YOUR OBJECTIVE: Could you return the data below exactly as it appears?

(Dataset rows for apps and sites)
------------

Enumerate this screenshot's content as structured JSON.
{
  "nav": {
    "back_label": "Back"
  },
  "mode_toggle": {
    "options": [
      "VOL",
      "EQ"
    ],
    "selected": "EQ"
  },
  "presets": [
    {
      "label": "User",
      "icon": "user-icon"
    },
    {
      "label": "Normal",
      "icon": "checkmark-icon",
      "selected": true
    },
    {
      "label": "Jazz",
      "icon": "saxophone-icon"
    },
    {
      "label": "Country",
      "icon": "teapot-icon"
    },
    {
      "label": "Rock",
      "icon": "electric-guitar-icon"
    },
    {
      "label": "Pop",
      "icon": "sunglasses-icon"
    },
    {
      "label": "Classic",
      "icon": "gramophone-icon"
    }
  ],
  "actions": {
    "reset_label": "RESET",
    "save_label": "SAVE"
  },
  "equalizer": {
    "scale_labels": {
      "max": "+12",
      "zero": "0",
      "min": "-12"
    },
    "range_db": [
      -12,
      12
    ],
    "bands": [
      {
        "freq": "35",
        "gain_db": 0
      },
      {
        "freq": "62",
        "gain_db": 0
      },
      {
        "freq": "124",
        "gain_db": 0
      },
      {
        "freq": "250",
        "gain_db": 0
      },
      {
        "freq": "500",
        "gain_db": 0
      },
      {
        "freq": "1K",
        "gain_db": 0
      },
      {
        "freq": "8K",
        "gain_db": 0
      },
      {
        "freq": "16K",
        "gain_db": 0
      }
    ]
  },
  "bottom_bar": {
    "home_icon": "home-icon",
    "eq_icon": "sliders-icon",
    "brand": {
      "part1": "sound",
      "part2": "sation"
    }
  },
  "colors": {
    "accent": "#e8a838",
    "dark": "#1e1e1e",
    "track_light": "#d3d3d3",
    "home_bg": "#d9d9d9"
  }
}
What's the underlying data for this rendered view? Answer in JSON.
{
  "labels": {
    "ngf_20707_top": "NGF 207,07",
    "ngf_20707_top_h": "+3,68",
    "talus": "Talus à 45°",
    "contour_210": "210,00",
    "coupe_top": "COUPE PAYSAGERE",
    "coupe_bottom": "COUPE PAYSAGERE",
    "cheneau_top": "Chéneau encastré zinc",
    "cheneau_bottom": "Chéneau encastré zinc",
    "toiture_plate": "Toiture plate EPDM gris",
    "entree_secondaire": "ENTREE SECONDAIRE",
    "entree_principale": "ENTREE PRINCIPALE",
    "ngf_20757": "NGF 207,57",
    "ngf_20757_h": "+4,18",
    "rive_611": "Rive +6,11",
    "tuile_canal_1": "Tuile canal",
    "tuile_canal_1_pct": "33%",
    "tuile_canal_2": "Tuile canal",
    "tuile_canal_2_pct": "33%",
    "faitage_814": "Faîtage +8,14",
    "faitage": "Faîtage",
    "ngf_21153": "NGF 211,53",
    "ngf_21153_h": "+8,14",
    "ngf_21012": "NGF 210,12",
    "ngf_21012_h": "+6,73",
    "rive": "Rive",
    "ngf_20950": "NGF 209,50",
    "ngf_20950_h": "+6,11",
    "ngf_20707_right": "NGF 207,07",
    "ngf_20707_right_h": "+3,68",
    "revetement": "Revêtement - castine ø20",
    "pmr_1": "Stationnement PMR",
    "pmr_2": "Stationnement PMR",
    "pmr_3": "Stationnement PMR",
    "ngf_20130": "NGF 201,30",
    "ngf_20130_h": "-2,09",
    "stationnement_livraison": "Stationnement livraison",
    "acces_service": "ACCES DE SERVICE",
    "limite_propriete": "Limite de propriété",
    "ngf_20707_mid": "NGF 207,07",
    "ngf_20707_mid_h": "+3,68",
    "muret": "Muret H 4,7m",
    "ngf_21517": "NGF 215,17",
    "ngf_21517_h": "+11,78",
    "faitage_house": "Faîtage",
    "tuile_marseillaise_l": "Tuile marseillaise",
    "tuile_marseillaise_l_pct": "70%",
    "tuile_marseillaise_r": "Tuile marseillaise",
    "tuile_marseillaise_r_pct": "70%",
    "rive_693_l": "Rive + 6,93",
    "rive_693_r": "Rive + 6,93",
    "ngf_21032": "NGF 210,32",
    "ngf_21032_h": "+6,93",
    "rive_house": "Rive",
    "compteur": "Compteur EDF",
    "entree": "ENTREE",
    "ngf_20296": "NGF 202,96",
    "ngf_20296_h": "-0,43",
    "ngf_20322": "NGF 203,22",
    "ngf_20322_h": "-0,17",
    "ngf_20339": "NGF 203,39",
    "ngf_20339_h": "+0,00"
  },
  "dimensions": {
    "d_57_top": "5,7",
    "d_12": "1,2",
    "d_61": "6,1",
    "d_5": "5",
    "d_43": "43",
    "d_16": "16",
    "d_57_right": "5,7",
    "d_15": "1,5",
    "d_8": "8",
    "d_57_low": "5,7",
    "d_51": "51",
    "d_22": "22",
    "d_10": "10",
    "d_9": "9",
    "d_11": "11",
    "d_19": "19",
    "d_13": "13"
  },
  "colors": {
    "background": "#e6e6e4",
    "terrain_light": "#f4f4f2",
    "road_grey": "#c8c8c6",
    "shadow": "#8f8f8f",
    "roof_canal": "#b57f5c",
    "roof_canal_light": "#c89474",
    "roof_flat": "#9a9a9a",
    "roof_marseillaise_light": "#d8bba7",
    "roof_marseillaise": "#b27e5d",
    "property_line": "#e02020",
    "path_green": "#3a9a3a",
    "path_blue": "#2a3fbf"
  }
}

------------

FINISHED EXERCISE:
Enumerate this screenshot's content as structured JSON.
{
  "nav": {
    "back_label": "Back"
  },
  "mode_toggle": {
    "options": [
      "VOL",
      "EQ"
    ],
    "selected": "EQ"
  },
  "presets": [
    {
      "label": "User",
      "icon": "user-icon"
    },
    {
      "label": "Normal",
      "icon": "checkmark-icon",
      "selected": true
    },
    {
      "label": "Jazz",
      "icon": "saxophone-icon"
    },
    {
      "label": "Country",
      "icon": "teapot-icon"
    },
    {
      "label": "Rock",
      "icon": "electric-guitar-icon"
    },
    {
      "label": "Pop",
      "icon": "sunglasses-icon"
    },
    {
      "label": "Classic",
      "icon": "gramophone-icon"
    }
  ],
  "actions": {
    "reset_label": "RESET",
    "save_label": "SAVE"
  },
  "equalizer": {
    "scale_labels": {
      "max": "+12",
      "zero": "0",
      "min": "-12"
    },
    "range_db": [
      -12,
      12
    ],
    "bands": [
      {
        "freq": "35",
        "gain_db": 0
      },
      {
        "freq": "62",
        "gain_db": 0
      },
      {
        "freq": "124",
        "gain_db": 0
      },
      {
        "freq": "250",
        "gain_db": 0
      },
      {
        "freq": "500",
        "gain_db": 0
      },
      {
        "freq": "1K",
        "gain_db": 0
      },
      {
        "freq": "8K",
        "gain_db": 0
      },
      {
        "freq": "16K",
        "gain_db": 0
      }
    ]
  },
  "bottom_bar": {
    "home_icon": "home-icon",
    "eq_icon": "sliders-icon",
    "brand": {
      "part1": "sound",
      "part2": "sation"
    }
  },
  "colors": {
    "accent": "#e8a838",
    "dark": "#1e1e1e",
    "track_light": "#d3d3d3",
    "home_bg": "#d9d9d9"
  }
}
What's the underlying data for this rendered view? Answer in JSON.
{
  "labels": {
    "ngf_20707_top": "NGF 207,07",
    "ngf_20707_top_h": "+3,68",
    "talus": "Talus à 45°",
    "contour_210": "210,00",
    "coupe_top": "COUPE PAYSAGERE",
    "coupe_bottom": "COUPE PAYSAGERE",
    "cheneau_top": "Chéneau encastré zinc",
    "cheneau_bottom": "Chéneau encastré zinc",
    "toiture_plate": "Toiture plate EPDM gris",
    "entree_secondaire": "ENTREE SECONDAIRE",
    "entree_principale": "ENTREE PRINCIPALE",
    "ngf_20757": "NGF 207,57",
    "ngf_20757_h": "+4,18",
    "rive_611": "Rive +6,11",
    "tuile_canal_1": "Tuile canal",
    "tuile_canal_1_pct": "33%",
    "tuile_canal_2": "Tuile canal",
    "tuile_canal_2_pct": "33%",
    "faitage_814": "Faîtage +8,14",
    "faitage": "Faîtage",
    "ngf_21153": "NGF 211,53",
    "ngf_21153_h": "+8,14",
    "ngf_21012": "NGF 210,12",
    "ngf_21012_h": "+6,73",
    "rive": "Rive",
    "ngf_20950": "NGF 209,50",
    "ngf_20950_h": "+6,11",
    "ngf_20707_right": "NGF 207,07",
    "ngf_20707_right_h": "+3,68",
    "revetement": "Revêtement - castine ø20",
    "pmr_1": "Stationnement PMR",
    "pmr_2": "Stationnement PMR",
    "pmr_3": "Stationnement PMR",
    "ngf_20130": "NGF 201,30",
    "ngf_20130_h": "-2,09",
    "stationnement_livraison": "Stationnement livraison",
    "acces_service": "ACCES DE SERVICE",
    "limite_propriete": "Limite de propriété",
    "ngf_20707_mid": "NGF 207,07",
    "ngf_20707_mid_h": "+3,68",
    "muret": "Muret H 4,7m",
    "ngf_21517": "NGF 215,17",
    "ngf_21517_h": "+11,78",
    "faitage_house": "Faîtage",
    "tuile_marseillaise_l": "Tuile marseillaise",
    "tuile_marseillaise_l_pct": "70%",
    "tuile_marseillaise_r": "Tuile marseillaise",
    "tuile_marseillaise_r_pct": "70%",
    "rive_693_l": "Rive + 6,93",
    "rive_693_r": "Rive + 6,93",
    "ngf_21032": "NGF 210,32",
    "ngf_21032_h": "+6,93",
    "rive_house": "Rive",
    "compteur": "Compteur EDF",
    "entree": "ENTREE",
    "ngf_20296": "NGF 202,96",
    "ngf_20296_h": "-0,43",
    "ngf_20322": "NGF 203,22",
    "ngf_20322_h": "-0,17",
    "ngf_20339": "NGF 203,39",
    "ngf_20339_h": "+0,00"
  },
  "dimensions": {
    "d_57_top": "5,7",
    "d_12": "1,2",
    "d_61": "6,1",
    "d_5": "5",
    "d_43": "43",
    "d_16": "16",
    "d_57_right": "5,7",
    "d_15": "1,5",
    "d_8": "8",
    "d_57_low": "5,7",
    "d_51": "51",
    "d_22": "22",
    "d_10": "10",
    "d_9": "9",
    "d_11": "11",
    "d_19": "19",
    "d_13": "13"
  },
  "colors": {
    "background": "#e6e6e4",
    "terrain_light": "#f4f4f2",
    "road_grey": "#c8c8c6",
    "shadow": "#8f8f8f",
    "roof_canal": "#b57f5c",
    "roof_canal_light": "#c89474",
    "roof_flat": "#9a9a9a",
    "roof_marseillaise_light": "#d8bba7",
    "roof_marseillaise": "#b27e5d",
    "property_line": "#e02020",
    "path_green": "#3a9a3a",
    "path_blue": "#2a3fbf"
  }
}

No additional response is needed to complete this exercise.